● Assigned task
Search the listing for the string "this" and copy every line that contains it.

● Input
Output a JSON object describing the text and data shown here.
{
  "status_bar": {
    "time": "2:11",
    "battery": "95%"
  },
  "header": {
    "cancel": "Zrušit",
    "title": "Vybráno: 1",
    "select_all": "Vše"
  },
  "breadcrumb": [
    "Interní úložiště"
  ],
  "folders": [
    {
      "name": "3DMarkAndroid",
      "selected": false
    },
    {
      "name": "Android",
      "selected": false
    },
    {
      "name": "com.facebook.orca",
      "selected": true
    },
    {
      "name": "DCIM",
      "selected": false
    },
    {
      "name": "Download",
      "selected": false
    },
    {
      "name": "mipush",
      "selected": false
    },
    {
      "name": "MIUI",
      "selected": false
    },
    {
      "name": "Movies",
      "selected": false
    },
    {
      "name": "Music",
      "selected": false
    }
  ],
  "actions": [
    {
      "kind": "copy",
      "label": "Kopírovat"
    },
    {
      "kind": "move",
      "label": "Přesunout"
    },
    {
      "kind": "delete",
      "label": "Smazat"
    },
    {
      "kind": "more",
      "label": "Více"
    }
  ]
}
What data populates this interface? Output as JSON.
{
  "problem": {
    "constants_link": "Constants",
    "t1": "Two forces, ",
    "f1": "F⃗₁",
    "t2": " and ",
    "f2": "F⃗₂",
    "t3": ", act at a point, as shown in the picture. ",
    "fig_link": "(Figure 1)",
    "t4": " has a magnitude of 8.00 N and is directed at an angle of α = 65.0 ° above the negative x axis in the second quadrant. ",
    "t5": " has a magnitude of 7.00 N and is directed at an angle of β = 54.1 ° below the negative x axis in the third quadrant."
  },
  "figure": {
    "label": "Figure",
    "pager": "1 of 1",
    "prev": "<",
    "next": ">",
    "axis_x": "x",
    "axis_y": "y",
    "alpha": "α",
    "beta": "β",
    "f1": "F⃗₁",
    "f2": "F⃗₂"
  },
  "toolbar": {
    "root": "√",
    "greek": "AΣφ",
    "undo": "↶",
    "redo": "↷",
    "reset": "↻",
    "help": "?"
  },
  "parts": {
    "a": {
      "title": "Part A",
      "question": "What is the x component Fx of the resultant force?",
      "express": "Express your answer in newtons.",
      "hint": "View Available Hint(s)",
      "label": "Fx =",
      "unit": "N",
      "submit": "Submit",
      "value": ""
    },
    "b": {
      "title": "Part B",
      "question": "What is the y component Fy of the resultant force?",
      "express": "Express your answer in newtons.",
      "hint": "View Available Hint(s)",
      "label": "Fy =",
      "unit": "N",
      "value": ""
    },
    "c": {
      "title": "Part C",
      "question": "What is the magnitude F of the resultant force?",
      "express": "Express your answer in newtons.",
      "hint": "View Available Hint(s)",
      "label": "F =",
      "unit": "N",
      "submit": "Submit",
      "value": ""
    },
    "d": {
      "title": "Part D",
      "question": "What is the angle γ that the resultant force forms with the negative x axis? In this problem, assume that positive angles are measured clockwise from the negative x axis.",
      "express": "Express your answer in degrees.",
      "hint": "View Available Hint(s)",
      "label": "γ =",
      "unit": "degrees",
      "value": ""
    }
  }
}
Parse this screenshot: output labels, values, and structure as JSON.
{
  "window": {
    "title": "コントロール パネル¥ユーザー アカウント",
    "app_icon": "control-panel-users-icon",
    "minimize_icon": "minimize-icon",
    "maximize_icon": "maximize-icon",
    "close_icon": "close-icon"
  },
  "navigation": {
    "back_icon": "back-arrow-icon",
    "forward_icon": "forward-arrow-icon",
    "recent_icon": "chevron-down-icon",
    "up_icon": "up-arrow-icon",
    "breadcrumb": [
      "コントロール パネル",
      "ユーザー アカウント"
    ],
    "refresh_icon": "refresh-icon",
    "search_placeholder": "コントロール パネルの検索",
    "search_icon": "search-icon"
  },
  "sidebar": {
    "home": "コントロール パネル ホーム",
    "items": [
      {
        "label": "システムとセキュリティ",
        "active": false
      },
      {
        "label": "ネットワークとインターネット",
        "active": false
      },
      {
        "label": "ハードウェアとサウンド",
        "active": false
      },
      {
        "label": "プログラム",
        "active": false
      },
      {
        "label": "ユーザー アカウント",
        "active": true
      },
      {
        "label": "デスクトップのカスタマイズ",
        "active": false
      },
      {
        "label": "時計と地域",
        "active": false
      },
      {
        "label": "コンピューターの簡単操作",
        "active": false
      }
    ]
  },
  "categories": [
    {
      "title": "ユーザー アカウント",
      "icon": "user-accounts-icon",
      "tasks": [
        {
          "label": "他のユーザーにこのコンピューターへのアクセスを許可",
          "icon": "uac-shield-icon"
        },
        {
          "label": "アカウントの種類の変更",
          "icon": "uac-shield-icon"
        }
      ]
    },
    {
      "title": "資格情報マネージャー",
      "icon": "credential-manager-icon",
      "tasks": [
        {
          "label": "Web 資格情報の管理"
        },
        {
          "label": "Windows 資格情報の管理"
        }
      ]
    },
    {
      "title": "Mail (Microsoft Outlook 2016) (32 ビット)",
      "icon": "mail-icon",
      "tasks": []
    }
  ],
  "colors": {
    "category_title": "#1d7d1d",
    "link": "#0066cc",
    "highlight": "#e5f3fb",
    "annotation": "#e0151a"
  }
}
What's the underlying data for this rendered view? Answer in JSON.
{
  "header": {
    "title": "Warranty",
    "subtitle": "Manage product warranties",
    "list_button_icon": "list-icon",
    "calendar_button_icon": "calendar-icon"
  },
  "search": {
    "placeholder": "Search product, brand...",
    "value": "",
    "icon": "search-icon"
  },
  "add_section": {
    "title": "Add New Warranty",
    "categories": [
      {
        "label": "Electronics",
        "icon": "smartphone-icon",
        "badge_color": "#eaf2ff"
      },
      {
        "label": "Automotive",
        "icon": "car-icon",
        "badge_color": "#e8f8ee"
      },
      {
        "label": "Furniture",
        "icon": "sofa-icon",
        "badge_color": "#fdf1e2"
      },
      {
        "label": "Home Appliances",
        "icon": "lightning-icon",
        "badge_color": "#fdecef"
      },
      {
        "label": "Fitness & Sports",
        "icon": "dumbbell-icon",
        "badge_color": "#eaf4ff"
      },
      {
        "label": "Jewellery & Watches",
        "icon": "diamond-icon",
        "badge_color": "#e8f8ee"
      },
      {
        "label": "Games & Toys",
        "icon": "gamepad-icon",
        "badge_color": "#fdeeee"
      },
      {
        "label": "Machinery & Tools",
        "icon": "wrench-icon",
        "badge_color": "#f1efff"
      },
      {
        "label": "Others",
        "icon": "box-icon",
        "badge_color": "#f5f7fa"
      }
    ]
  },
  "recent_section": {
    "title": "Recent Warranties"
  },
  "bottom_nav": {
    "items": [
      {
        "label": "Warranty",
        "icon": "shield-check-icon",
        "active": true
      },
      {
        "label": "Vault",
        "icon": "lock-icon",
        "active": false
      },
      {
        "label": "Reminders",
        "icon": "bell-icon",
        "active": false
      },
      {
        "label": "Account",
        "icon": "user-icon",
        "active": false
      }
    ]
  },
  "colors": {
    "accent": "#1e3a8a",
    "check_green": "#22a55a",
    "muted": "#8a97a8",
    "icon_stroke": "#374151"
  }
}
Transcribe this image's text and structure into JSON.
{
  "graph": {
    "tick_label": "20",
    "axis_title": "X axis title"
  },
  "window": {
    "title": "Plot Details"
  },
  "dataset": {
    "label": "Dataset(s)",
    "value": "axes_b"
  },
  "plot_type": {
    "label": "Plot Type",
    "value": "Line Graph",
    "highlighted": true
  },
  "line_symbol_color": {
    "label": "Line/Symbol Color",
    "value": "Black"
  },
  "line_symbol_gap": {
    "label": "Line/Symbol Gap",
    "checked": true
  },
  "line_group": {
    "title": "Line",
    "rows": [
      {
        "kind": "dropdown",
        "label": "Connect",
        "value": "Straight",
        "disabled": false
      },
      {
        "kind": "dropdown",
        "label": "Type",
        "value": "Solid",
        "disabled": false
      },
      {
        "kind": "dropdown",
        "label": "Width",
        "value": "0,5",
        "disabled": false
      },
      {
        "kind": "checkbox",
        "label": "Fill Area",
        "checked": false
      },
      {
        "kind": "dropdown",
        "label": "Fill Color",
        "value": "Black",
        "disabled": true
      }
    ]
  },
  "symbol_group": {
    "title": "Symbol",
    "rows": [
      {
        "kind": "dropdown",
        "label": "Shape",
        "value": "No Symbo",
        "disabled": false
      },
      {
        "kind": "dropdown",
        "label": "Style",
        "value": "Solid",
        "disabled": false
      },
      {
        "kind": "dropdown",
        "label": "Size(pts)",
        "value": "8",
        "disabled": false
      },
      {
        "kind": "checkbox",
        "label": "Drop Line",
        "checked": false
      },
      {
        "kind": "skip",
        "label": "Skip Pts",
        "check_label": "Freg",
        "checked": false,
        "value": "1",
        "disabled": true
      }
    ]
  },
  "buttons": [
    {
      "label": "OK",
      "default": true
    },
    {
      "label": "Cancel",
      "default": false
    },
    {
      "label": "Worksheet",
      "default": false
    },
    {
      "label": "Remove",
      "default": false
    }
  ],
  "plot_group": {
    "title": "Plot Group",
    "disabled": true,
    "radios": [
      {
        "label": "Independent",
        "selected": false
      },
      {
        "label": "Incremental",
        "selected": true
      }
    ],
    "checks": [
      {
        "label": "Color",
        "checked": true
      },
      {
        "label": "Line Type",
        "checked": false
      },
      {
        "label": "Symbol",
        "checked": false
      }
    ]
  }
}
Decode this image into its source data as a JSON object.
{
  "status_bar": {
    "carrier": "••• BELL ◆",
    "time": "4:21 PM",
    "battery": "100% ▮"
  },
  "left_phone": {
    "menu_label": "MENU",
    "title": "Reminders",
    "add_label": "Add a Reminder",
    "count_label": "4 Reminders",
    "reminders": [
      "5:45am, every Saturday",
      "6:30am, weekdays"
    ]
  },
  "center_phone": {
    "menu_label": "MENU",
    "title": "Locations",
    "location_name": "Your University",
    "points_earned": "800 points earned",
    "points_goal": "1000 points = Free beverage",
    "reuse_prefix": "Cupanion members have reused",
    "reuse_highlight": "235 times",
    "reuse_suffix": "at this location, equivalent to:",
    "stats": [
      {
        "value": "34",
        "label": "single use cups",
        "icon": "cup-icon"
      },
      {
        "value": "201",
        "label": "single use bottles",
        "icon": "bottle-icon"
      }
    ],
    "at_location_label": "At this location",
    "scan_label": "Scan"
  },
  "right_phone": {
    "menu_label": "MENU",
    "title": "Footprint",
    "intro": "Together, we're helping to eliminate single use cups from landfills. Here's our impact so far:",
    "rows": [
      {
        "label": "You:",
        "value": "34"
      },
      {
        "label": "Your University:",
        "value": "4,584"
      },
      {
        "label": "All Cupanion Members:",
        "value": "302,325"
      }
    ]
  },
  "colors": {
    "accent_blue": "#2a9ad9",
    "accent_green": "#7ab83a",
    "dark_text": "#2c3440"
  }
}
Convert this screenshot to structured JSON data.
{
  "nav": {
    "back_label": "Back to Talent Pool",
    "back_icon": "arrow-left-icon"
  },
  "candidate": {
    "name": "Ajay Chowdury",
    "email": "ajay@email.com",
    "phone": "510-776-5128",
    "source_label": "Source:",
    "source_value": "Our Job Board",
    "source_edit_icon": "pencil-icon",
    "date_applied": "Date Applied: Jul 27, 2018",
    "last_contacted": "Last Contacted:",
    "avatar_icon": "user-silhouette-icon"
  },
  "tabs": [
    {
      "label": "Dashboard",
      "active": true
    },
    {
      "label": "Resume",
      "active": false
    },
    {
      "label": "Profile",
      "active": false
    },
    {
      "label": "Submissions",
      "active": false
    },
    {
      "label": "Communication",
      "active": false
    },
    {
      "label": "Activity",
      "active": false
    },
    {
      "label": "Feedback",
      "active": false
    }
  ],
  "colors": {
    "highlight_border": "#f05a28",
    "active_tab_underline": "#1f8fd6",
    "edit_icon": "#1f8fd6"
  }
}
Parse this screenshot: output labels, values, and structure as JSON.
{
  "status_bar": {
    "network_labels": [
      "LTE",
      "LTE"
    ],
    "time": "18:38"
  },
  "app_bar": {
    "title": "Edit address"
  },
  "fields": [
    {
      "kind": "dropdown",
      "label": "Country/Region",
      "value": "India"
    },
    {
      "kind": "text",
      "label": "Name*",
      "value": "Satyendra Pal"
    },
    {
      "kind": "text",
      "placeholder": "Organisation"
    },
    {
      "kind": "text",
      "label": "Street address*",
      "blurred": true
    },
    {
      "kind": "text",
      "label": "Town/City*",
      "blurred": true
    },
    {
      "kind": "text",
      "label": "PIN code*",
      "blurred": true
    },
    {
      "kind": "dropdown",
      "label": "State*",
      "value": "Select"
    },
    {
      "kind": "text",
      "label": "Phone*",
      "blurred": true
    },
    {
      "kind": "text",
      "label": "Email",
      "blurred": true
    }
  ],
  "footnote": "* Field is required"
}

● Output
What data populates this interface? Output as JSON.
      "question": "What is the angle γ that the resultant force forms with the negative x axis? In this problem, assume that positive angles are measured clockwise from the negative x axis.",
Parse this screenshot: output labels, values, and structure as JSON.
What's the underlying data for this rendered view? Answer in JSON.
Transcribe this image's text and structure into JSON.
Decode this image into its source data as a JSON object.
    "reuse_suffix": "at this location, equivalent to:",
    "at_location_label": "At this location",
Convert this screenshot to structured JSON data.
Parse this screenshot: output labels, values, and structure as JSON.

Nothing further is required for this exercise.